> _Action item_
Return the exact lines from the one containing "What's the underlying" through the final line of the material below, with both ends kept.

> _Data for analysis_
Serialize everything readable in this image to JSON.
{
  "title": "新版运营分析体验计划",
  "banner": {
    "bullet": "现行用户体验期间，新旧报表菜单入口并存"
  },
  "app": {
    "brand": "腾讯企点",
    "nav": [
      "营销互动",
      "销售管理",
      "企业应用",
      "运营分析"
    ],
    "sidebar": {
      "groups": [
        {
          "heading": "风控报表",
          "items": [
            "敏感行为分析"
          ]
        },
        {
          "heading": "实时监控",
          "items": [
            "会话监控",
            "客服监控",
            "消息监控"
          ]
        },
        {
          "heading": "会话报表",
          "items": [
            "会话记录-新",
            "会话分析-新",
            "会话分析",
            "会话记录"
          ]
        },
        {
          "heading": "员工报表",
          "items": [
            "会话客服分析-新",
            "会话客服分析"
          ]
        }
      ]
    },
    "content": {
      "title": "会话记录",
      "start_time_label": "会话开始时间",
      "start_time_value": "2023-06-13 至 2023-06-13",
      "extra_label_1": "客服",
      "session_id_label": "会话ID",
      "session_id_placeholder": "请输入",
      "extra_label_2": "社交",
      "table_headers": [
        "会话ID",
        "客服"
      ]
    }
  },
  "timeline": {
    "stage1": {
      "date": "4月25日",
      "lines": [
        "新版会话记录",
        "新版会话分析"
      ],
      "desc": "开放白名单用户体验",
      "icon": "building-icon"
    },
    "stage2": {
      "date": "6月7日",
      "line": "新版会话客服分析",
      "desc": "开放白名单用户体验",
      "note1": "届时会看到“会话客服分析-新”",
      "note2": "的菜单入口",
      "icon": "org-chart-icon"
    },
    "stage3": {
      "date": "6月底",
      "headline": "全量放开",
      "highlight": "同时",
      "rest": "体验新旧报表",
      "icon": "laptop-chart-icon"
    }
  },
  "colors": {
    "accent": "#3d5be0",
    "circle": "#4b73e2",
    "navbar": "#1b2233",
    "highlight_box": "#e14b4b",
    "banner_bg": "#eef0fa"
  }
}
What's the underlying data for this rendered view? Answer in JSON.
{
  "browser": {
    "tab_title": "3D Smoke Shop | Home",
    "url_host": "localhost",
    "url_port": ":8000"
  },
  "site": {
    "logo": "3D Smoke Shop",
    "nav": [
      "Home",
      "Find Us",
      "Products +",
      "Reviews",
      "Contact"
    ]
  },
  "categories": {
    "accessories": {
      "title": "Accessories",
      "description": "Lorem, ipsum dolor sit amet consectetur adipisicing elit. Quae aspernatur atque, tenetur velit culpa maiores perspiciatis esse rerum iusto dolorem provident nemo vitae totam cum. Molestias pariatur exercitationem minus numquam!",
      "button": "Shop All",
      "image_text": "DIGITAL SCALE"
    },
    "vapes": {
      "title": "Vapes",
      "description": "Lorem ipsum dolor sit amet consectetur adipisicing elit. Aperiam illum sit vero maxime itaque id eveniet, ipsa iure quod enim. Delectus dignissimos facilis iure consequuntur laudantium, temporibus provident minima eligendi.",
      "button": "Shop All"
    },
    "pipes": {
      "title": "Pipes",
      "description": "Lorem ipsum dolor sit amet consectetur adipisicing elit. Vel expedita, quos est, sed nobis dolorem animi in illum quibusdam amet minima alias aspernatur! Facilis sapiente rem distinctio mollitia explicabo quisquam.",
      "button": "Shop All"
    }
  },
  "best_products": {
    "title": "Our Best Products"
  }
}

> _The answer_
What's the underlying data for this rendered view? Answer in JSON.
{
  "browser": {
    "tab_title": "3D Smoke Shop | Home",
    "url_host": "localhost",
    "url_port": ":8000"
  },
  "site": {
    "logo": "3D Smoke Shop",
    "nav": [
      "Home",
      "Find Us",
      "Products +",
      "Reviews",
      "Contact"
    ]
  },
  "categories": {
    "accessories": {
      "title": "Accessories",
      "description": "Lorem, ipsum dolor sit amet consectetur adipisicing elit. Quae aspernatur atque, tenetur velit culpa maiores perspiciatis esse rerum iusto dolorem provident nemo vitae totam cum. Molestias pariatur exercitationem minus numquam!",
      "button": "Shop All",
      "image_text": "DIGITAL SCALE"
    },
    "vapes": {
      "title": "Vapes",
      "description": "Lorem ipsum dolor sit amet consectetur adipisicing elit. Aperiam illum sit vero maxime itaque id eveniet, ipsa iure quod enim. Delectus dignissimos facilis iure consequuntur laudantium, temporibus provident minima eligendi.",
      "button": "Shop All"
    },
    "pipes": {
      "title": "Pipes",
      "description": "Lorem ipsum dolor sit amet consectetur adipisicing elit. Vel expedita, quos est, sed nobis dolorem animi in illum quibusdam amet minima alias aspernatur! Facilis sapiente rem distinctio mollitia explicabo quisquam.",
      "button": "Shop All"
    }
  },
  "best_products": {
    "title": "Our Best Products"
  }
}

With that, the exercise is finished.